My daughter recently started experimenting with lipstick. And this has brought up all sorts of emotions for me. She will be 14 in June.
When I was in 8th grade, my mom started selling cosmetics. I would watch her using all the products, wondering how the makeup would look on my skin. There were several girls in my class who were already wearing makeup, but my mom had made it clear to me that makeup was off limits. I was “too young” and my focus was to be on school, not my appearance. (I realized later in life that her insistence on my NOT wearing makeup was a reflection of her need to be seen as a “good mother”. In her mind, young girls who wore makeup came from homes that were too permissive and reflected badly on the parents. Ironically, the summer before I started college, my mom took me to a department store for a makeup consultation and I walked away with an entire collection, based on the consultants recommendations.) So, one morning, after my mom had left for work, I applied her makeup before school – foundation, mascara, eye liner, and even lipstick. When I got in the car of the woman who drove us to and from school, she noticed immediately and commented on the difference. I honestly don’t remember if her reaction was positive or negative.
I remember the thrill of wearing makeup all day at school. But, I must have applied the eye liner incorrectly, because I had a terrible reaction that caused one eye to turn red. It was so noticeable that one of my classmates offered a prayer of healing during our prayer time. (It was a Catholic school.) But, as the day wore on, and the irritation decreased, I fully enjoyed the experience. I also remember coming home and washing it off immediately so that my mother wouldn’t discover what I had done.

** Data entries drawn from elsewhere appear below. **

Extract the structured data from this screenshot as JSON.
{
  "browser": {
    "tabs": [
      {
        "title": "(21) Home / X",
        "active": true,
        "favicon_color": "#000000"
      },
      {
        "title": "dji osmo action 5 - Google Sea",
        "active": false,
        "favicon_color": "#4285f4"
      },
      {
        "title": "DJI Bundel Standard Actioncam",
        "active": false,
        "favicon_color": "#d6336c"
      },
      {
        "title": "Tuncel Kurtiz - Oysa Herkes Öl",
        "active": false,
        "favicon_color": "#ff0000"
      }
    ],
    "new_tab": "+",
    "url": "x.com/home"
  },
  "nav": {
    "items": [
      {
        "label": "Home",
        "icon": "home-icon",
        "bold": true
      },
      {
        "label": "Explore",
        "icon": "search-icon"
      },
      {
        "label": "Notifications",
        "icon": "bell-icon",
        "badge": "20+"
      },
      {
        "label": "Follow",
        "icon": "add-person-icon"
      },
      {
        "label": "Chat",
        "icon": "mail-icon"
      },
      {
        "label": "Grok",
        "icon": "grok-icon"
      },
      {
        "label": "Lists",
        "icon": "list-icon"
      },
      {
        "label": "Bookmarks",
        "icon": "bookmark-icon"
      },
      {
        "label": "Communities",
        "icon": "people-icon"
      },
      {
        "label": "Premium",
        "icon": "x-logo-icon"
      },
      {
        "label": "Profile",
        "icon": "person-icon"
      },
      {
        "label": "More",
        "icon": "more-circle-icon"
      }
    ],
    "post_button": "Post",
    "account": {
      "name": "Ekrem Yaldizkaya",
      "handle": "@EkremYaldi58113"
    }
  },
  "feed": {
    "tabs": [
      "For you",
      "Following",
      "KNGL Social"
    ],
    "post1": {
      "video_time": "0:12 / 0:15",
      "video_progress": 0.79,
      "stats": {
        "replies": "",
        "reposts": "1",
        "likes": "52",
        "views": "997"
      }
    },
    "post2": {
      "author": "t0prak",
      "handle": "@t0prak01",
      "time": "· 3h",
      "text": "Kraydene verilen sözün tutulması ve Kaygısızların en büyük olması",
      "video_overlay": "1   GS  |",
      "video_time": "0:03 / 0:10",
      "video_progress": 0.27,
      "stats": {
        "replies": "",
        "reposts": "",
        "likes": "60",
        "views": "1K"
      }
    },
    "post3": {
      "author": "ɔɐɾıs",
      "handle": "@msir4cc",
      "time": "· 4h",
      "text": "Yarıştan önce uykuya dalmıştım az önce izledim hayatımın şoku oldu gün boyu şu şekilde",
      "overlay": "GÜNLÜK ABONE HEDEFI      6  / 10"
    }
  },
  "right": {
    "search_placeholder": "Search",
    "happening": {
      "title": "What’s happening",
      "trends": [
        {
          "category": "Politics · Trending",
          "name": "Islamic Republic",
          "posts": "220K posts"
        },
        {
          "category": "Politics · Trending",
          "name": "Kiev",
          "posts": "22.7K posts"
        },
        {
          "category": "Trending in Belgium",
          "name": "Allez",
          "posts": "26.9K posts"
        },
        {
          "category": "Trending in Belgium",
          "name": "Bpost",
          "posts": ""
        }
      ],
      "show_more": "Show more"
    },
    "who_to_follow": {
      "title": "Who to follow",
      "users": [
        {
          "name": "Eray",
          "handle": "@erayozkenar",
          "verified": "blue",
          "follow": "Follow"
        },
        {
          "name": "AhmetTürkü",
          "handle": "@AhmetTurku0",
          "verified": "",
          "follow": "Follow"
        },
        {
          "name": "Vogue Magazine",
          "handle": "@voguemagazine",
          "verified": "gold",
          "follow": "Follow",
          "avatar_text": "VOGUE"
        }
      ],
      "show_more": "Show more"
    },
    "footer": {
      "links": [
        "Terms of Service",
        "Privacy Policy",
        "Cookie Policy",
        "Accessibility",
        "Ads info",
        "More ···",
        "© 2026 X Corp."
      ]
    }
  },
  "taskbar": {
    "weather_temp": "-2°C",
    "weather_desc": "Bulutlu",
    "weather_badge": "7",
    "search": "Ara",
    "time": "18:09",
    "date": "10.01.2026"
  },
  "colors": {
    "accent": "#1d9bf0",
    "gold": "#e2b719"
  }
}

I grew up in an authoritarian home, where obedience was demanded, and conformity expected. Mistakes were not tolerated. And, from a very young age, I learned that my behavior was a reflection of my parents, and my family. If my behavior reflected poorly, then I would be punished and shamed.
So, back to the lipstick. As I observe my daughter starting to explore the world of makeup, I notice certain emotions rising within me. Fear. Shame. Anger. Sadness. And, as I sit with this dis-ease, I begin to recognize that these emotions have nothing to do with her actions. They are the remnants of my own experience as a young girl, and the manner in which my natural curiosities and steps towards independence were met with a wall of disapproval and a doubling down of authoritarian rigidity.
And, this awareness, this understanding, allows me to remain open to my daughter’s newly developing curiosity and experimentation, without judgment and without imposing my own emotional baggage onto her. And, by sharing in the delight of my daughter’s new discoveries and experiences, I begin to heal the wounds of that little girl within me.